E.U. Trade Commissioner Cecilia Malmstrom said that Europe shared American concerns about China’s support for its steel industry, but she said that the tariffs of 25 percent on steel and 10 percent on aluminum were the wrong way to address the issue.

“We share the concern of overcapacity in the steel sector,” Malmstrom told a conference in Brussels. “This is not the right way to deal with it.”

She said that E.U. officials were still trying to understand Trump’s announcement Thursday, in which he slammed countries around the world for unfair trade practices but left open the door to trade partners to seek exemptions. Canada, which is the top source for U.S. steel imports, and Mexico are both excluded from the tariffs. 

Trump said these exemptions were to facilitate negotiations for a revised North American Free Trade Agreement (NAFTA). 

Trump has cited national security concerns as the legal basis for the tariffs. European policymakers have dismissed that as nonsensical, because most U.S. steel imports come from its military allies.

“We are friends, we are allies, we work together. We cannot possibly be a threat to national security in the U.S.,” Malmstrom said. 

“We count on being excluded,” she said, adding that the policy announced by Trump was “not crystal clear.”

Malmstrom will meet Saturday in Brussels with U.S. Trade Representative Robert E. Lighthizer and Japanese Trade Minister Hiroshige Seko for a meeting that was originally scheduled to discuss cooperation about Chinese trade issues but has now transformed into something more adversarial.

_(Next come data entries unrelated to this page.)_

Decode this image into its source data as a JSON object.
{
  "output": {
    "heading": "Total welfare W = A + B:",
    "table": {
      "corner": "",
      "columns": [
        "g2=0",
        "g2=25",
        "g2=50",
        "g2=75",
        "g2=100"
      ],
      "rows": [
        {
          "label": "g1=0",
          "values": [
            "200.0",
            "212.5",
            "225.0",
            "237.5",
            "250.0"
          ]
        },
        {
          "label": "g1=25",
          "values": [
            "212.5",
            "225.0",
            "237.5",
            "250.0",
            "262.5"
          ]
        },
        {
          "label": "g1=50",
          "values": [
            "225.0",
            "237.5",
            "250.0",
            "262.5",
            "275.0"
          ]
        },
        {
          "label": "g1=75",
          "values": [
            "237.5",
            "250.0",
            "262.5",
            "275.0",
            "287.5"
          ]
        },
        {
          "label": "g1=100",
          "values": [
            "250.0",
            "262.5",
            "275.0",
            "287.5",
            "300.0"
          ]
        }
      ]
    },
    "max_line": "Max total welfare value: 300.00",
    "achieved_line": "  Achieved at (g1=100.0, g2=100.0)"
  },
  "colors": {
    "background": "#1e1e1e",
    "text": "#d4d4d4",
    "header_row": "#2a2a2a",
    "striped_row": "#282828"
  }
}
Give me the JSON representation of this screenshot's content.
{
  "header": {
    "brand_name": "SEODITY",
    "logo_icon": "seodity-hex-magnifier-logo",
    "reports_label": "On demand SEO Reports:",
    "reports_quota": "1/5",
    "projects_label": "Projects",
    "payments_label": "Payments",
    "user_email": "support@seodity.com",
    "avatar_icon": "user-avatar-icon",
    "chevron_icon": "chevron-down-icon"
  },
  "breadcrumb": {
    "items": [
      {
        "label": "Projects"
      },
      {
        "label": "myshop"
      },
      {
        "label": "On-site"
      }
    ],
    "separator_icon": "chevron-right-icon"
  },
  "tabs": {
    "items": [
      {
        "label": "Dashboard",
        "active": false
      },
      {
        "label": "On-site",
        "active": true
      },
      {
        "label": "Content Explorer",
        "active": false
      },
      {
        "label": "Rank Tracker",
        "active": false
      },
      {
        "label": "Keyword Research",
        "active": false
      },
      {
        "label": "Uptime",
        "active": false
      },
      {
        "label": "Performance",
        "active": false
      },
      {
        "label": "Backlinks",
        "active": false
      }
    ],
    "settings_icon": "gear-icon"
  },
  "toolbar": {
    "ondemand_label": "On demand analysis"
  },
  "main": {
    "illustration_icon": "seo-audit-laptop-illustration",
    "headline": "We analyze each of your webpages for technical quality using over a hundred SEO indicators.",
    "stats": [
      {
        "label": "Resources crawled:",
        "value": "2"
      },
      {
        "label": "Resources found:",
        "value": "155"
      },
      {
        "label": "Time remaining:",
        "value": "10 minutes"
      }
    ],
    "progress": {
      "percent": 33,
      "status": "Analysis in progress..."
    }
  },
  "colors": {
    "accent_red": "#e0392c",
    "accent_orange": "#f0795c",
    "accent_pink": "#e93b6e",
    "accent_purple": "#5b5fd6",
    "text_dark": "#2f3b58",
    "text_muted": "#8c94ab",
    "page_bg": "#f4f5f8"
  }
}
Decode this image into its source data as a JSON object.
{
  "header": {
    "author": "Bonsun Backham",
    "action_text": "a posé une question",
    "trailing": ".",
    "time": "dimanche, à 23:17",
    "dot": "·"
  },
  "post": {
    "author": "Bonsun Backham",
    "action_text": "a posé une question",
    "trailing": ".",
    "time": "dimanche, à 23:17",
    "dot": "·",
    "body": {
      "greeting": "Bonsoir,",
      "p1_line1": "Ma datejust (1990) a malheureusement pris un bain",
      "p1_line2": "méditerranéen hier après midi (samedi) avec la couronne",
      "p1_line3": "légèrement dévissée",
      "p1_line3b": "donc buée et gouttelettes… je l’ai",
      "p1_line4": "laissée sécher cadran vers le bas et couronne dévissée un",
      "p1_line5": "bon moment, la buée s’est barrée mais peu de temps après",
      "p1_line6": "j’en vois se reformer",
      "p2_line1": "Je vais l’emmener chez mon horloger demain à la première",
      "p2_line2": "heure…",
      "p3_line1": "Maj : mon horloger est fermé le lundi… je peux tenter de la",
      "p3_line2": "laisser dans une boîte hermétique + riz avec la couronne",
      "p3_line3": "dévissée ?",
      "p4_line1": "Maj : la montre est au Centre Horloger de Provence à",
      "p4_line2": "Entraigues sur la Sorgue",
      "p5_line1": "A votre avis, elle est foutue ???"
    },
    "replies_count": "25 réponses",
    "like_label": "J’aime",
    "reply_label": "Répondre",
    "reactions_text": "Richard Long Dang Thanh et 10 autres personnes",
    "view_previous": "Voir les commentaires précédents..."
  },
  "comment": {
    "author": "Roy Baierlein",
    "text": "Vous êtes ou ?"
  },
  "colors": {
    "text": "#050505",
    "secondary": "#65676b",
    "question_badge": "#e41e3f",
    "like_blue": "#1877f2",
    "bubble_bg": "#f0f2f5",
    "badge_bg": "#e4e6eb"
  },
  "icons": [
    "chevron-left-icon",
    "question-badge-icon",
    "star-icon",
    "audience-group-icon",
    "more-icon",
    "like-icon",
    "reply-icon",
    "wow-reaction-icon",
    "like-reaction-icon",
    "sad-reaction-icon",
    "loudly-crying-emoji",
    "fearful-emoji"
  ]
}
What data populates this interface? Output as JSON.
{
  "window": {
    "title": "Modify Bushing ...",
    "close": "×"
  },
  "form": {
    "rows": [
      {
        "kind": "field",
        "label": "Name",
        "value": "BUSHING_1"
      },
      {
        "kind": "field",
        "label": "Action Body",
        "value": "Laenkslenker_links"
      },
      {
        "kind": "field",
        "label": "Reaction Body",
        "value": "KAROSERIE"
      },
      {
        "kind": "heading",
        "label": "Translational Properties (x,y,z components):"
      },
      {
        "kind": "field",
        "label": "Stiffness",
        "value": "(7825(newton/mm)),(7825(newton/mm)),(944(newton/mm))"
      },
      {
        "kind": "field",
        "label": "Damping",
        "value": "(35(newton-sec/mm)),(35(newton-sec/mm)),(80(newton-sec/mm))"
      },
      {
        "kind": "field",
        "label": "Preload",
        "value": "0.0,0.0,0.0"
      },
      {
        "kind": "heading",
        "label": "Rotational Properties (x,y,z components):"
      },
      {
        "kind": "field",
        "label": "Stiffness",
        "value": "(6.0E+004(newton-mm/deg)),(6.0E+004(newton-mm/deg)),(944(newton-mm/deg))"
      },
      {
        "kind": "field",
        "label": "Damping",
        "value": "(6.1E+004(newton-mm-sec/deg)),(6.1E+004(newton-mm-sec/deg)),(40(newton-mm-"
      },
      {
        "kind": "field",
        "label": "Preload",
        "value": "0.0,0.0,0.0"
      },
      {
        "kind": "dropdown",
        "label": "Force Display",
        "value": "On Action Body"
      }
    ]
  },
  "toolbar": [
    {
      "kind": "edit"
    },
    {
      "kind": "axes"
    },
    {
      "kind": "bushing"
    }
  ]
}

In the meeting, E.U. officials said they will ask how to apply for an exemption.

“This is not a trade negotiation, now we are talking about unilateral actions against international rules. And we want to sort it out before it becomes a problem,” said Jyrki Katainen, a top E.U. economic official. “We want to get as much as clarity as possible tomorrow. Most probably discussions will continue.” 

But Europeans are preparing actions if they are ultimately hit with tariffs.

E.U. policymakers have readied about $3.5 billion in countermeasures that will strike against symbolically important products from the United States — such as bourbon, motorcycles and blue jeans — that are manufactured in the home districts of congressional leaders. They also plan to file a complaint with the World Trade Organization.

The back-and-forth risks a broader trade war of escalating tariffs, but many European leaders think that if they do not respond, they will soon be hit again by the White House.

German Chancellor Angela Merkel, leader of Europe’s largest economy, offered her support for the E.U. measures being readied, although she said she would prefer a broader dialogue about lowering tariffs and reaching a trade agreement with Washington. 

She told reporters Friday that she hoped to avoid a damaging trade fight with Washington.

“No one would win such a competition,” she said.

Quentin Ariès contributed to this report.